Peel Region will allow children as young as 12-years-old to begin booking appointments to receive the COVID-19 vaccine at mass immunization clinics starting today.
Brampton Mayor Patrick Brown announced the change during his weekly briefing on Wednesday morning, noting that it is “welcome news” in a region that continues to experience high levels of COVID-19 transmission.
The decision to widen eligibility to include children comes just two days after the province announced that it would allow public health units to vaccinate those aged 12 and up at clinics where the Pfizer vaccine is offered.
Currently the Pfizer vaccine is the only one that has been approved by Health Canada for use in individuals under the age of 18.
“This new vaccine coverage for a new age cohort in Peel Region is welcome news and I want to thank public health for adapting so quickly,” Brown said. “The more people we get vaccinated the sooner we're going to get back to normal.”
Peel Region was the first public health unit in the province to open up vaccinations to all adult residents and is also the first to expand eligibility to include all children 12 and up.
Dr. Naveed Mohammad, who is the President and CEO of William Osler Health Systems, told reporters during Wednesday’s briefing that more than 20,000 doses of COVID-19 vaccine are now being administered in the region on a daily basis and it is likely that 75 per cent of adult residents will have received at least one shot by sometime next week with that number expected to rise to 85 per cent by the first week of June.
That sort of coverage, he said, could finally start to bring about a real change in the viral picture in Peel that will allow the region to exit the pandemic once and for all.
“Once we get to more than 75 per cent I'm hoping that the number of cases will truly decrease,” he said. “We will still have COVID with us, I think people need to understand that COVID is not going to be gone next June even, we will still have some cases that we will have to manage but the number of cases will become much more manageable and over time we will develop immunity so that we treat it, just as we treat the flu every year.”
Supply issues could surface with expanded eligibility
Most postal codes in Peel were receiving a significant allocation of doses over the last two weeks as the province sent 50 per cent of all shipments to hot spot neighbourhoods.
The province, however, has now returned to a per capita allocation strategy that will see vaccines more evenly distributed across Ontario.
Medical Officer of Health Dr. Lawrence Loh said while the region does have “significant supply” to administer the vaccine to a larger share of its population at the moment it has asked the province for “flexibility in allocation” so that it can request additional doses if it does “see a need.”
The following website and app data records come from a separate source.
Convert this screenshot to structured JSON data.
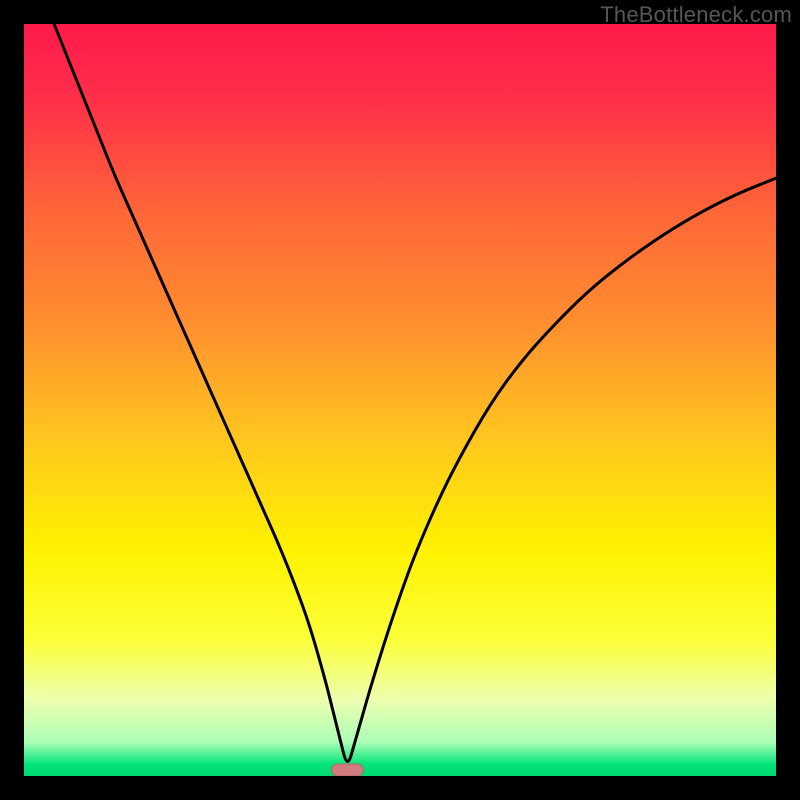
{
  "watermark": "TheBottleneck.com",
  "colors": {
    "gradient_stops": [
      {
        "offset": 0.0,
        "color": "#ff1a4b"
      },
      {
        "offset": 0.1,
        "color": "#ff2f49"
      },
      {
        "offset": 0.25,
        "color": "#ff6638"
      },
      {
        "offset": 0.4,
        "color": "#ff8f2f"
      },
      {
        "offset": 0.55,
        "color": "#ffc61f"
      },
      {
        "offset": 0.7,
        "color": "#fff200"
      },
      {
        "offset": 0.82,
        "color": "#fcff3a"
      },
      {
        "offset": 0.9,
        "color": "#ecffb0"
      },
      {
        "offset": 0.955,
        "color": "#aaffb5"
      },
      {
        "offset": 0.985,
        "color": "#00e47a"
      },
      {
        "offset": 1.0,
        "color": "#00d870"
      }
    ],
    "curve": "#000000",
    "marker_fill": "#cf7b7f",
    "marker_stroke": "#b96368"
  },
  "chart_data": {
    "type": "line",
    "title": "",
    "xlabel": "",
    "ylabel": "",
    "xlim": [
      0,
      100
    ],
    "ylim": [
      0,
      100
    ],
    "grid": false,
    "legend": false,
    "minimum_x": 43,
    "series": [
      {
        "name": "curve",
        "x": [
          4,
          6,
          8,
          10,
          12,
          14,
          16,
          18,
          20,
          22,
          24,
          26,
          28,
          30,
          32,
          34,
          36,
          38,
          40,
          41,
          42,
          43,
          44,
          45,
          46,
          48,
          50,
          52,
          55,
          58,
          62,
          66,
          70,
          75,
          80,
          85,
          90,
          95,
          100
        ],
        "y": [
          100,
          95,
          90,
          85,
          80,
          75.5,
          71,
          66.5,
          62,
          57.5,
          53,
          48.5,
          44,
          39.5,
          35,
          30.5,
          25.5,
          20,
          13,
          9,
          5,
          1.0,
          4.5,
          8,
          11.5,
          18,
          24,
          29.5,
          36.5,
          42.5,
          49.5,
          55,
          59.5,
          64.5,
          68.5,
          72,
          75,
          77.5,
          79.5
        ]
      }
    ],
    "marker": {
      "x": 43,
      "y": 0.8,
      "w": 4.2,
      "h": 1.6
    }
  }
}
“We do continue to have sufficient supply for the capacity that we have built but that is not going to last,” he warned. “Certainly as we move towards second doses, as we open to 12-year-olds at this point in time our doses are going to go fast.”